The Zuerch Lab at the University of California at Berkeley experimentally explores structural, carrier and spin dynamics in novel quantum materials, heterostructures and at material interfaces to answer current questions in materials science and physical chemistry. For this we pursue a multidisciplinary research program that combines the exquisite possibilities that ultrafast X-ray spectroscopy and nanoimaging offers and closely interface with material synthesis and theory groups. We employ state-of-the-art methods and develop novel nonlinear X-ray spectroscopies in our lab and at large-scale facilities. Specifically, we are interested in experimentally studying and controlling material properties on time scales down to the sub-femtosecond regime and on nanometer length scales to tackle challenging problems in quantum electronics, information storage and solar energy conversion.
Learn more about our research.

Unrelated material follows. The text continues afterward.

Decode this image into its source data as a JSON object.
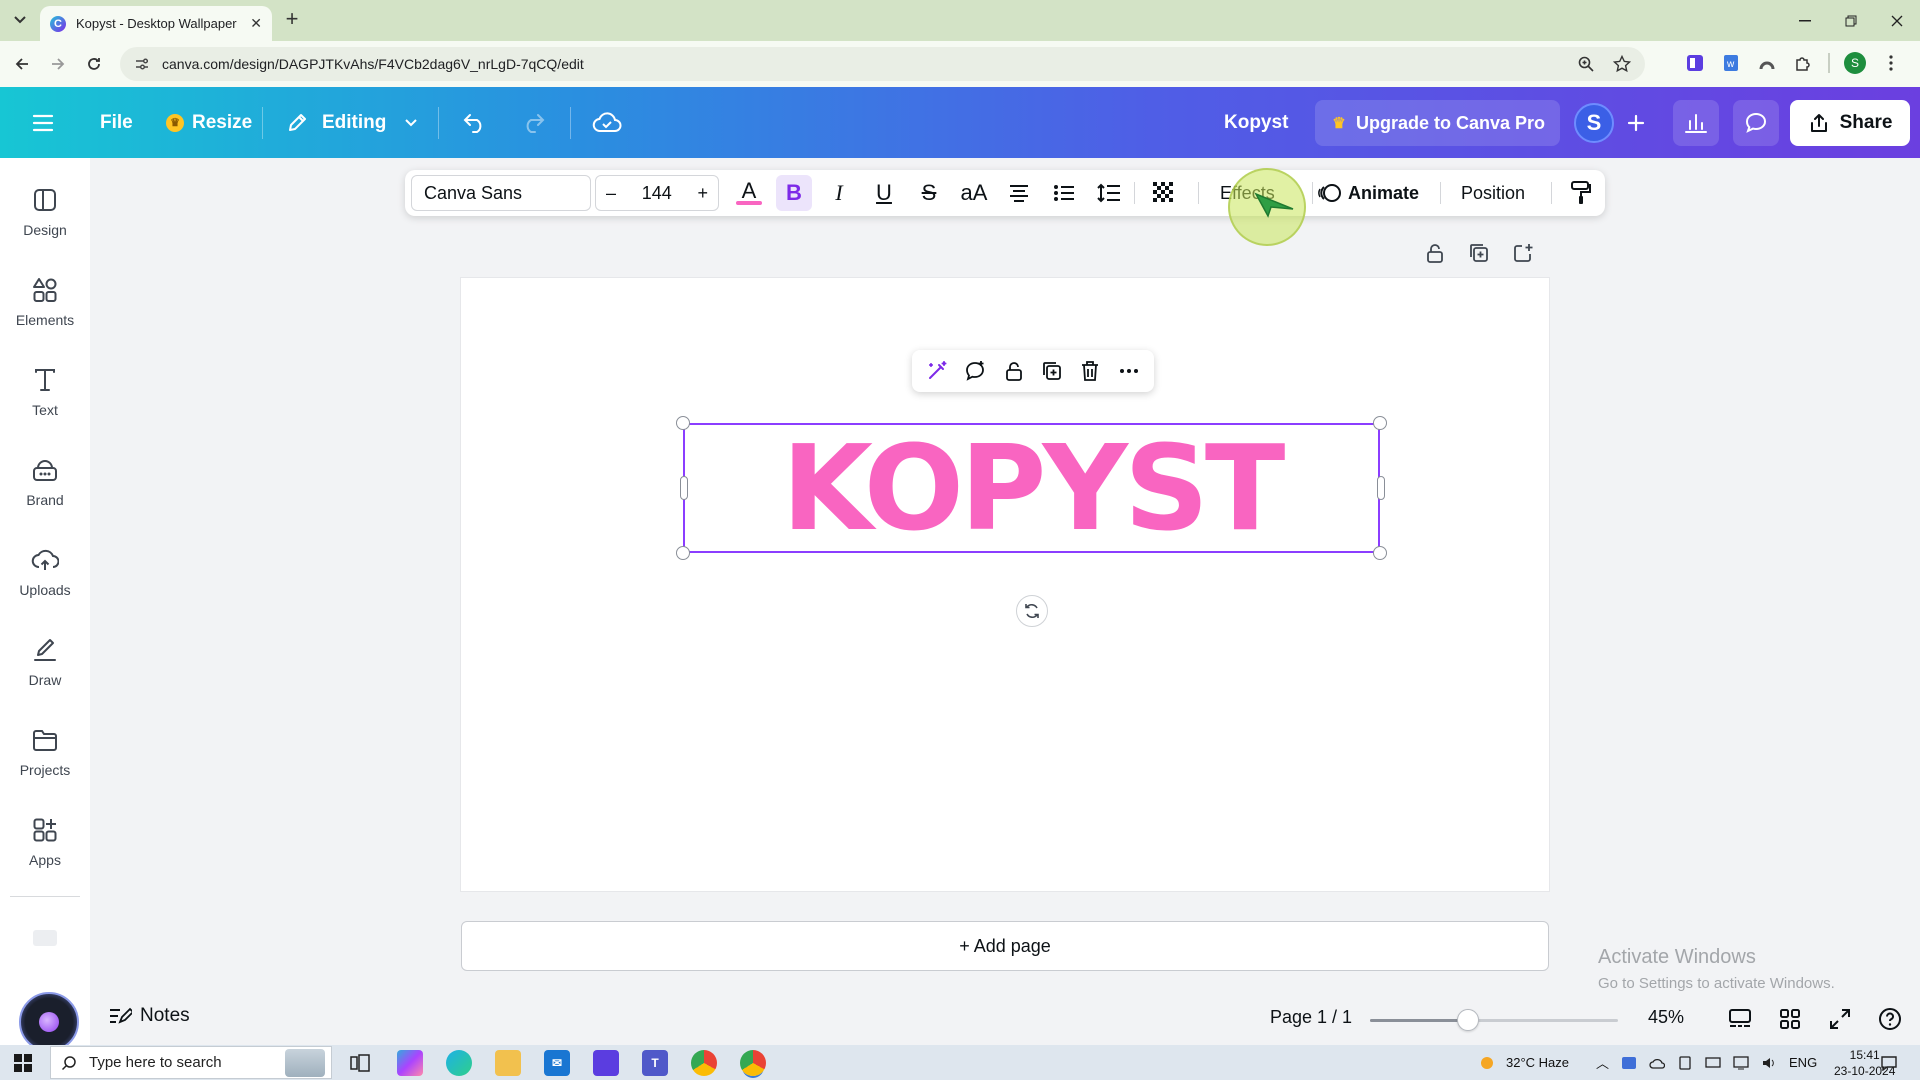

Solid-state high harmonic generation spectroscopy (sHHG) has emerged as a pivotal technique for delving into electronic structure, symmetry, and dynamics in condensed matter systems. In our latest manuscript, we introduce an advanced cryogenic sHHG spectrometer, uniquely designed with a vacuum chamber and a closed-cycle helium cryostat. With the aid of an in situ temperature probe, we’ve ascertained that the sample interaction region maintains cryogenic temperatures even during the application of high-intensity femtosecond laser pulses, which are responsible for generating high harmonics. Our approach paves the way for temperature-dependent sHHG measurements down to a few Kelvin. Such advancements in sHHG spectroscopy present a novel tool for investigating phases of matter that manifest at low temperatures, an area of particular intrigue for highly correlated materials.
Pre-print is available here: https://arxiv.org/abs/2309.01049
Our group welcomes Prof. Dean Smith from the University of Nevada, Las Vegas. Dean is a frequent collaborator of our group on applications of high pressure science probed with nonlinear spectroscopies and will be visiting our group for the next year.
We are excited to share that Michael was among this year’s awardees of the prestigious DOE Early Career Research Program Award. In this 5-year award on the topic “Ultrafast mechanisms of chirality control in electronic materials” we will use new capabilities of our attosecond instrument in combination with facilities at SLAC to study control mechanisms of chiral order in quantum materials.
College of Chemistry press release:
Press release from the Department of Energy can be found here: